To make things more complicated, as per the CSA, hemp oils made from cannabis stalk or seed which are imported from outside of the U.S. are legal. Imported CBD made from industrial hemp stalk seems to narrowly miss an illegal status by the CSA.
On August 12, 2016, the USDA issued a Statement of Principles that details the ways in which hemp farmers must comply with the law. The statement explains,
"The statutorily sanctioned conduct [industrial hemp cultivation], however, was limited to growth and cultivation by an institution of higher education or State department of agriculture for purposes of agricultural or other academic research or under the auspices of a State agricultural pilot program for the growth, cultivation, or marketing of industrial hemp."

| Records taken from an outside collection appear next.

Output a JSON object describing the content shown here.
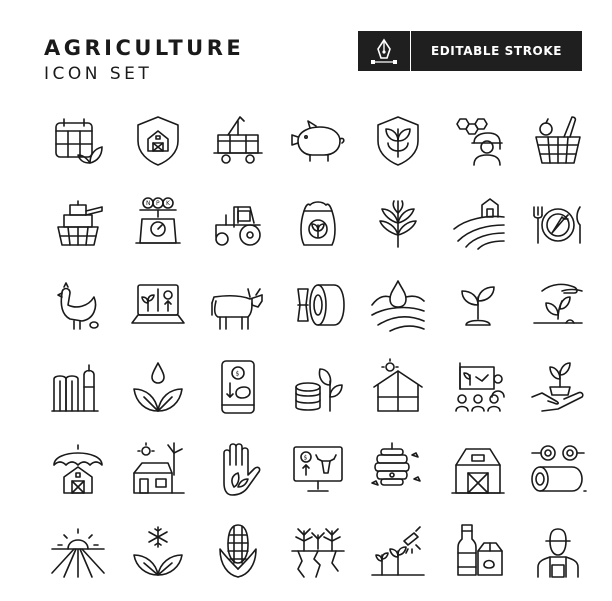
{
  "header": {
    "title": "AGRICULTURE",
    "subtitle": "ICON SET",
    "badge_label": "EDITABLE STROKE",
    "badge_icon": "pen-nib-icon"
  },
  "colors": {
    "ink": "#1a1a1a",
    "background": "#ffffff",
    "badge": "#1f1f1f"
  },
  "icons": [
    [
      "calendar-leaf-icon",
      "shield-barn-icon",
      "mine-cart-icon",
      "pig-icon",
      "shield-plant-icon",
      "beekeeper-icon",
      "picnic-basket-icon"
    ],
    [
      "combine-harvester-icon",
      "npk-scale-icon",
      "tractor-icon",
      "fertilizer-sack-icon",
      "wheat-plant-icon",
      "barn-hill-fields-icon",
      "plate-carrot-icon"
    ],
    [
      "hen-egg-icon",
      "laptop-plant-growth-icon",
      "cow-icon",
      "hay-bale-icon",
      "water-drop-fields-icon",
      "seedling-icon",
      "hand-seedling-icon"
    ],
    [
      "grain-silos-icon",
      "water-drop-leaves-icon",
      "phone-money-pig-icon",
      "coins-plant-icon",
      "greenhouse-sun-icon",
      "farm-presentation-icon",
      "hand-plant-icon"
    ],
    [
      "umbrella-barn-icon",
      "barn-windmill-sun-icon",
      "hand-leaf-icon",
      "monitor-cattle-price-icon",
      "beehive-icon",
      "barn-icon",
      "hay-rolls-icon"
    ],
    [
      "sunrise-field-icon",
      "snowflake-leaves-icon",
      "corn-cob-icon",
      "drought-crops-icon",
      "irrigation-sprinkler-icon",
      "milk-bottles-icon",
      "farmer-icon"
    ]
  ],
  "npk_letters": [
    "N",
    "P",
    "K"
  ],
  "currency_symbol": "$"
}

The statement also makes clear that Section 7606 did not legalize industrial hemp products or remove industrial hemp from the controlled substance list. Section 7606 permits hemp cultivation for research purposes only, though this includes market research.
To briefly summarize the main points of their recent statement, under the Farm Bill of 2014, state or higher learning institution-sanctioned producers of industrial hemp:
- Can only produce in states that allow hemp production. In those states, growth and cultivation of hemp are only permitted in accordance with an agricultural pilot program which studies the “growth, cultivation, or marketing of industrial hemp established by a State department of agriculture or State agency responsible for agriculture”
- Must certify and register industrial hemp sites with the State
- Must be authorized by State departments of agriculture, higher educational institutions, or contracted by these departments for hemp cultivation and may only grow industrial hemp as a part of an agricultural pilot program
- Must only cultivate Cannabis sativa L. containing less than 0.3% THC by dry weight
- May market products in states with agricultural pilot programs, but not in states where sale is prohibited. Industry hemp plants and seeds cannot cross state lines
- Products are not allowed to be sold for general commercial activity, though market research sanctioned by the State or higher institutions are accepted
- Cannot import viable hemp seeds without the approval of the DEA
- Cannot make health and wellness marketing claims about their products without FDA approval and drug trials
- Must comply with the Controlled Substances Act (CSA) and adhere to these requirements before manufacturing, distributing, and dispensing products
The full compliance requirements for producers and distributors are complex. If you are interested in learning the full details about the legality of industrial hemp, please read the statement here.